How do mentally ill persons intervene in such discourses? And what work could trigger warnings perform in the writing courses we teach? Because they call attention to the emotional pain of students, trigger warnings tap into longstanding assumptions about mental illness—namely, that mentally ill persons are merely malingering, dwelling unnecessarily with emotional pain, and in need of toughening up.
A mental illness like depression is, according to psychotherapist Julia A. Perhaps trigger warnings lean into pathologizing discourses about mental illness in order to find productivity in them? Such is our proposal: Pouring out difficult, messy emotions in academic spaces, trigger warnings function as reverse discourse, reclaiming damaging assumptions about the mentally ill.
In what follows, we will show how trigger warnings work to make mental illness  visible by revealing the interrelation of physical and psychological injury. Then, after reflecting on our own experiences with trigger warnings, we will chart some strategies for employing them in composition pedagogy.
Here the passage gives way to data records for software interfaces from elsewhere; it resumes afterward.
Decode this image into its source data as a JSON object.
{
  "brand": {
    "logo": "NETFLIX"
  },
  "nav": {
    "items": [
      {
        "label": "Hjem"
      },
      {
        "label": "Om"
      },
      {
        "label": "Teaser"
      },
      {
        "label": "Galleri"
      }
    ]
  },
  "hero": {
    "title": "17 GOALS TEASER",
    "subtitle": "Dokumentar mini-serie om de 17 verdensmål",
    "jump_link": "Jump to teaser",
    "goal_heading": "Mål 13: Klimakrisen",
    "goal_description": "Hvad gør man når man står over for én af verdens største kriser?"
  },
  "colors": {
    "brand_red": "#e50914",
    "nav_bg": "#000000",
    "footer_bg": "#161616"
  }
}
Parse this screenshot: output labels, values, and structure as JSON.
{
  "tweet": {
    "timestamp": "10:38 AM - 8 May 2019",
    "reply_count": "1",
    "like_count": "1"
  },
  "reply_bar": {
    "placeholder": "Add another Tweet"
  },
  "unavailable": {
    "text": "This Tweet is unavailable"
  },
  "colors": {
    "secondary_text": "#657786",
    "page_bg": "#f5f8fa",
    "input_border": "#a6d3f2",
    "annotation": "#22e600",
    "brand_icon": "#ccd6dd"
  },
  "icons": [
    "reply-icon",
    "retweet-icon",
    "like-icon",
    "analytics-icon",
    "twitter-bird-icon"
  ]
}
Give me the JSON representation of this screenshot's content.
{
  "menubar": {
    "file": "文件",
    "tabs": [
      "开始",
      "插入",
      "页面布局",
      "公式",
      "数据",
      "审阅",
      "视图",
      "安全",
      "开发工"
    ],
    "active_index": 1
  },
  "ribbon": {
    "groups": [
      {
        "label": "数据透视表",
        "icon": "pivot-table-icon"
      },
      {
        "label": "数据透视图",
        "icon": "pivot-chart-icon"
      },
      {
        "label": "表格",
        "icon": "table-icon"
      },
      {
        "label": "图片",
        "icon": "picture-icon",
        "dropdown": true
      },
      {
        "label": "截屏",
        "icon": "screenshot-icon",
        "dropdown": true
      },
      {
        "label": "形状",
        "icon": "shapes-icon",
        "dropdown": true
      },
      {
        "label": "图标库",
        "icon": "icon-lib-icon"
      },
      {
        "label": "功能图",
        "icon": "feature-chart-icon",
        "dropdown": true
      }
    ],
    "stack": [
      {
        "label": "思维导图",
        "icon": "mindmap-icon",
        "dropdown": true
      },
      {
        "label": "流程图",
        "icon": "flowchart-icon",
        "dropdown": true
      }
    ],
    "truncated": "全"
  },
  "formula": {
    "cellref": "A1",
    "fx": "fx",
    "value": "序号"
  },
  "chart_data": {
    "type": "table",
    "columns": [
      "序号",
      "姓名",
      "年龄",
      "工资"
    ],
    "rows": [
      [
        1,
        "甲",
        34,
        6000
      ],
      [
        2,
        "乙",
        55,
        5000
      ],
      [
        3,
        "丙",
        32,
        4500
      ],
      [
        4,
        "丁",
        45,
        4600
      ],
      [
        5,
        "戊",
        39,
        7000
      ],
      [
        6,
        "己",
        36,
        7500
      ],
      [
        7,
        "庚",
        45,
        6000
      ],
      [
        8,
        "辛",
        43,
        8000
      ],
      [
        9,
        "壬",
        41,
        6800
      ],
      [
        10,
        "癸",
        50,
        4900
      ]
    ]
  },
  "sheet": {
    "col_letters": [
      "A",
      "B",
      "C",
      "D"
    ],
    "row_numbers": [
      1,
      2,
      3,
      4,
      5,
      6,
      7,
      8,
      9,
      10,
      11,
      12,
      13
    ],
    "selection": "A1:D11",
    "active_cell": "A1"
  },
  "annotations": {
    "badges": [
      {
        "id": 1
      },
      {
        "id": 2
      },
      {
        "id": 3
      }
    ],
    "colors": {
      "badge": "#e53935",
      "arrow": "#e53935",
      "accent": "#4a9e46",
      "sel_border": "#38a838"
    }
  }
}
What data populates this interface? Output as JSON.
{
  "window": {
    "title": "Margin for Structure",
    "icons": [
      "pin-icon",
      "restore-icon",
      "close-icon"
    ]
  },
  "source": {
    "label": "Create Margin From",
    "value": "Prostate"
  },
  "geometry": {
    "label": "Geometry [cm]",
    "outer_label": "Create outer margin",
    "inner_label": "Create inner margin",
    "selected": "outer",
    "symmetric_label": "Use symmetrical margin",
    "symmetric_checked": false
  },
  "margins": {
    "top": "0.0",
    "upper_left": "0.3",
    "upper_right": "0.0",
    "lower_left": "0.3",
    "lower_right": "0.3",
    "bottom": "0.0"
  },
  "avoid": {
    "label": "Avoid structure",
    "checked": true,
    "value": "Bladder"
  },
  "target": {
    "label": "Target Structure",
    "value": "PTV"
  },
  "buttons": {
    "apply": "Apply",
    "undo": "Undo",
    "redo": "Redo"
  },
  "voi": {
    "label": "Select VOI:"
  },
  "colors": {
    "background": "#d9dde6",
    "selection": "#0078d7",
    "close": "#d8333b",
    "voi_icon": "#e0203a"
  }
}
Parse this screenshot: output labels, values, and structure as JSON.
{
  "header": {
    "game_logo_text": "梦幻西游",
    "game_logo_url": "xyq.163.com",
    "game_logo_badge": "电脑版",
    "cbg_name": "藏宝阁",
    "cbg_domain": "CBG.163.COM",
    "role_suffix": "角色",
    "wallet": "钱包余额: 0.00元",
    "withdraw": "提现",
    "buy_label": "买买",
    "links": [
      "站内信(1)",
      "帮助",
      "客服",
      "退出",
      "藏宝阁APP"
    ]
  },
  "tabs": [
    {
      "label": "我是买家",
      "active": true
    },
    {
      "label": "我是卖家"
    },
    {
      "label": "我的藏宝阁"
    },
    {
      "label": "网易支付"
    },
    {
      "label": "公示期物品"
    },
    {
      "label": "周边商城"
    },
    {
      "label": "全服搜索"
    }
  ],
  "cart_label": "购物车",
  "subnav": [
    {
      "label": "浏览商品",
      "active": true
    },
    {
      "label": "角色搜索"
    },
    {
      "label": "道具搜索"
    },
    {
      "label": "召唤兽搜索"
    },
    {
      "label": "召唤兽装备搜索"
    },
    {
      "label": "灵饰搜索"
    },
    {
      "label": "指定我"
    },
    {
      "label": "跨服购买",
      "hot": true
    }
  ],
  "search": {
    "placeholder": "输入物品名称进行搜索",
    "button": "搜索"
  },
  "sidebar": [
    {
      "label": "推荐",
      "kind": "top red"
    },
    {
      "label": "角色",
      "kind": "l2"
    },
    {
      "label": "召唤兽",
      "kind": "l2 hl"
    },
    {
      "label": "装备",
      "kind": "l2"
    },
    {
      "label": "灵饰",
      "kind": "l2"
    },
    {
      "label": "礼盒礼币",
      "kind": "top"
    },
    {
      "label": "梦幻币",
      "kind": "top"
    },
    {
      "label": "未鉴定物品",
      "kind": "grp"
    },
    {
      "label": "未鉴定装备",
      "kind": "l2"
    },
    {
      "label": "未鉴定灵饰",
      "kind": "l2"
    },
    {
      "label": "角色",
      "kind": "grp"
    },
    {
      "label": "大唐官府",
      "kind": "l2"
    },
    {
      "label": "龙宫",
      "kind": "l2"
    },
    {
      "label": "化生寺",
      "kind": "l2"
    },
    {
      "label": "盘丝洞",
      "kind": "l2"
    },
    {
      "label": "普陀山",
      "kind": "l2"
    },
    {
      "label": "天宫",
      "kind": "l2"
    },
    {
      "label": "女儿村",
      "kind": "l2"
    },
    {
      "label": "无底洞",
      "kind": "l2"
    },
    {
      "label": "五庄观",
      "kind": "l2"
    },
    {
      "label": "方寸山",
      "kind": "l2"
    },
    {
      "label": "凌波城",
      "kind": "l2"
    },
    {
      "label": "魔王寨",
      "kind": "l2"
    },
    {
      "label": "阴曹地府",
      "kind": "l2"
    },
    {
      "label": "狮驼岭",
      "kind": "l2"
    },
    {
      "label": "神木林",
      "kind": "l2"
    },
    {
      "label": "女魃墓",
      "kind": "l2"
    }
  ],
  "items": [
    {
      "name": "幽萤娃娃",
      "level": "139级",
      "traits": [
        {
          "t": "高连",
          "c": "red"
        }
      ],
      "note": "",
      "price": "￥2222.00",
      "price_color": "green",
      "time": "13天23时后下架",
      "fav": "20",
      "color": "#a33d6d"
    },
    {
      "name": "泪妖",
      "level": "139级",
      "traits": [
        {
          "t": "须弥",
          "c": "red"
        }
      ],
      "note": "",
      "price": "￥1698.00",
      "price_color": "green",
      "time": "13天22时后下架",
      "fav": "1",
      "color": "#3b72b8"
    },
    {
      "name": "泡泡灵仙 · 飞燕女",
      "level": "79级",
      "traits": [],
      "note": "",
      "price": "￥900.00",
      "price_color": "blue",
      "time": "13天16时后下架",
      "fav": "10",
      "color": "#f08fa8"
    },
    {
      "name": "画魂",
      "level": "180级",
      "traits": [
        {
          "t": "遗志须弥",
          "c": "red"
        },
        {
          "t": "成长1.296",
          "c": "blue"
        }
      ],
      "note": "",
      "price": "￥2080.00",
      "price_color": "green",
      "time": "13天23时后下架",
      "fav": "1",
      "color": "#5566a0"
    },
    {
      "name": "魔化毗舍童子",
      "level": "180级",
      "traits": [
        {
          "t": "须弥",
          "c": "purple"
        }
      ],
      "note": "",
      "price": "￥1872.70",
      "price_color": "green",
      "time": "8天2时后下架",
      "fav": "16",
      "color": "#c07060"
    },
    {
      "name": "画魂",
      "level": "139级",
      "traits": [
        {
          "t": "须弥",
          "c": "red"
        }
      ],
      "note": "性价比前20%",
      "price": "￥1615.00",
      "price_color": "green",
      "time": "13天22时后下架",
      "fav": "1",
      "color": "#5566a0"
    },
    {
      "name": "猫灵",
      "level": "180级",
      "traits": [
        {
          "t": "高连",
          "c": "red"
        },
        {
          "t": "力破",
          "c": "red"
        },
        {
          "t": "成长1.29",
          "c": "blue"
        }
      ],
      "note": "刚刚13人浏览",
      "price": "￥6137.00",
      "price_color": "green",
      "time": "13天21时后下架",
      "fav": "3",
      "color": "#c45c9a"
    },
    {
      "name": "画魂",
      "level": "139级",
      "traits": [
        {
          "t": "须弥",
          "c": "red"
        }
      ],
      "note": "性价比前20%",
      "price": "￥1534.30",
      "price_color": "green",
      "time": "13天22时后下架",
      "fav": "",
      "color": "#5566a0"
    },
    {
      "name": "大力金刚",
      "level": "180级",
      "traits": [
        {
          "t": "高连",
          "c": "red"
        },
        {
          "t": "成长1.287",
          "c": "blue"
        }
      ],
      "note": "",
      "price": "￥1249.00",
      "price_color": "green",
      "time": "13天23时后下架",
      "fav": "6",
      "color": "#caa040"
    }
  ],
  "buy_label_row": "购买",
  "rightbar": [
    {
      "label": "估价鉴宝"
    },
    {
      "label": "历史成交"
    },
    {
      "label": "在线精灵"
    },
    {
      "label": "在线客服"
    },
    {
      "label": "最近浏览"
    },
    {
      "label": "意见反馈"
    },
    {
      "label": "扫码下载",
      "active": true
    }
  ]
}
Because trigger warnings work to reveal a cluster of bodily symptoms that are characteristically invisible, their proponents ask others to accept as legitimate something that can lack visible evidence.
Often, when we mentally ill disclose our disability, we do so knowing that others may believe we are exaggerating our emotional pain. Are students who ask their professors to use trigger warnings weepy?
The statistical evidence about the impact of sexualized violence on college students is sobering. The performance of sadness articulated via weeping includes both corporeal and emotional sensations. While physical pain and injury are often seen as visible phenomena, mental or emotional distress is often understood as invisible, as we have just remarked.
Weeping, therefore, is a dramatic performance of making visible the complex interrelation of emotional and physical, visible and invisible pain. It is a concept rooted in the embodiment of emotional pain. By requesting a trigger warning, a student necessarily testifies to a history of experiencing pain, whether arising from sexual assault, physical violence, mental illness, or some combination of the three, and indicates that these impact her continued daily life, both mentally and in the material space of the classroom.
A trigger warning, we suggest, weeps. It is weepy rhetoric—a method of calling attention to pain through language, while foregrounding the interrelation between emotional pain such as mental illness and physical pain including assault or sexualized violence.An article in the American Journal on Intellectual and Developmental Disabilities used Medicaid data from to identify and describe people with intellectual or developmental disability (IDD) in five states (Delaware, Iowa, Massachusetts, New York, and South Carolina).
There are at least three groups of people with serious mental illness who may be confronted with mandates to accept treatment: forensic psychiatric patients, mentally ill offenders, and patients being treated within the community mental health system who .
Basic History of Music Therapy; Basic History of Music Therapy. it represented the first controlled attempt to treat mental illness with music. the advocates of music therapy worked independently from each other. At the beginning of the 20th century, mental and intellectual disabilities were still.
Oct 11, · The Stigma of Mental Illness in Today’s Society Abstract In today’s society, there is a social stigma attached to having a mental illness. Before it became a medical model, mental illness was thought to be “demonic or spirit possession, and were ‘explanations’.
I walked past the stage and sat down at the bar, the neon lights illuminating my pink teddy, shadowed eyes, and crimson lips.
I ordered my first drink of the night and took inventory of the club. There were a few listless customers scattered around, hunching over bar stools, and a dancer circling the pole.
Clinical social workers also diagnose and treat mental, behavioral, and emotional issues. much faster than the average for all occupations. Employment will grow as more people seek treatment for mental illness and substance abuse.
mental, developmental, or emotional disabilities live independently. They work with clients to overcome or.